What is being asked
Report every line below that has the string "text" in it.

··· Task material

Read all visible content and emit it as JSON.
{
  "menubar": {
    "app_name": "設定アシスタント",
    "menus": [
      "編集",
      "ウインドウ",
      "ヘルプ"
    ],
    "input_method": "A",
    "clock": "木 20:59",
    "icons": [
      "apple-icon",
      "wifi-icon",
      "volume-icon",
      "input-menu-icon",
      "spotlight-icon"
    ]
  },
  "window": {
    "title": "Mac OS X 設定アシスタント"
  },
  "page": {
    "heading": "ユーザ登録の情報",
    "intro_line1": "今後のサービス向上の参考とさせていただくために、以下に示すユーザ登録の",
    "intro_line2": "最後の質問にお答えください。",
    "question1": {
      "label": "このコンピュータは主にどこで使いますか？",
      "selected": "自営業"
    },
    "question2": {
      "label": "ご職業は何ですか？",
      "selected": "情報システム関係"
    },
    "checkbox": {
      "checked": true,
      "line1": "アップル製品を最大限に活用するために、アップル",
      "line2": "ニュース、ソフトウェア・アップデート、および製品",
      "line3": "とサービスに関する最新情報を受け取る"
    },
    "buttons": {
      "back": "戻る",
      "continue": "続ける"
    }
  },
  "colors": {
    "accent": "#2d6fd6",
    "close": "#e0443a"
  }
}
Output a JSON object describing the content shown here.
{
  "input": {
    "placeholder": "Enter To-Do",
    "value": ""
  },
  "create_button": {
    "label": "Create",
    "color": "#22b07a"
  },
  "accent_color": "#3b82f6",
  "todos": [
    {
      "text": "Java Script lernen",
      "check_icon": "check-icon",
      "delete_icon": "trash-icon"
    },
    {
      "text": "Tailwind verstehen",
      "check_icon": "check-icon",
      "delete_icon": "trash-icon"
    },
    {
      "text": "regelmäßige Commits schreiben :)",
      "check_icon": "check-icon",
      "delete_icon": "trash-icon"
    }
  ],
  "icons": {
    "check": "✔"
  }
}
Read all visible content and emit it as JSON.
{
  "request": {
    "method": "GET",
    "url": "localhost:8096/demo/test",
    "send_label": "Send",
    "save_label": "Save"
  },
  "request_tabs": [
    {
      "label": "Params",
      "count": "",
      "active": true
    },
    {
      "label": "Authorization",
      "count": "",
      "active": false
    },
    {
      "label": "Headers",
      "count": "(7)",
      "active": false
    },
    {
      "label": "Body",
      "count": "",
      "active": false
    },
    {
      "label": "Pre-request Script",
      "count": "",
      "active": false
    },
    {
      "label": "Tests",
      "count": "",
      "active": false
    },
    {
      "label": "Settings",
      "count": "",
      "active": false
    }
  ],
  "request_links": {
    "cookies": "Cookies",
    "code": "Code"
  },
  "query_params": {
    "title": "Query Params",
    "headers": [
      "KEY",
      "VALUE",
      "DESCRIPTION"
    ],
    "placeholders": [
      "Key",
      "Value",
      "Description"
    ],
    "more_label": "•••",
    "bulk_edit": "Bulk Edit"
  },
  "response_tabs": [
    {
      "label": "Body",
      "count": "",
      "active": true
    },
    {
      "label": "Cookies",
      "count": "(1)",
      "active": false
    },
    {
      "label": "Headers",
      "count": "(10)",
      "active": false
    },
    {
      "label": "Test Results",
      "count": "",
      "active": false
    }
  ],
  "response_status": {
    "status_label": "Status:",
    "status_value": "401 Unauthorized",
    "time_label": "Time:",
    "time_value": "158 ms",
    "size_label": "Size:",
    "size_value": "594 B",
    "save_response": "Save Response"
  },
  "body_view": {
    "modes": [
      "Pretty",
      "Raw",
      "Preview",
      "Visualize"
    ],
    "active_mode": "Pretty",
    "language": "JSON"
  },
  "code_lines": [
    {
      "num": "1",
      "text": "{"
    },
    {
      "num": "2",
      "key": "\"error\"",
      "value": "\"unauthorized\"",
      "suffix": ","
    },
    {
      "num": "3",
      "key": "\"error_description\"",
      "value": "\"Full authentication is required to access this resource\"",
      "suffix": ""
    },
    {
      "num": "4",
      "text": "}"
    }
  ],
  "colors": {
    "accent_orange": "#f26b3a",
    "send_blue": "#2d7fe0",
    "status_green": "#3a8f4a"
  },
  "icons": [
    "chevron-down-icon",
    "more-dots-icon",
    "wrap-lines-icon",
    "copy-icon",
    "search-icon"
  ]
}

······

Completed task
      "text": "Java Script lernen",
      "text": "Tailwind verstehen",
      "text": "regelmäßige Commits schreiben :)",
      "text": "{"
      "text": "}"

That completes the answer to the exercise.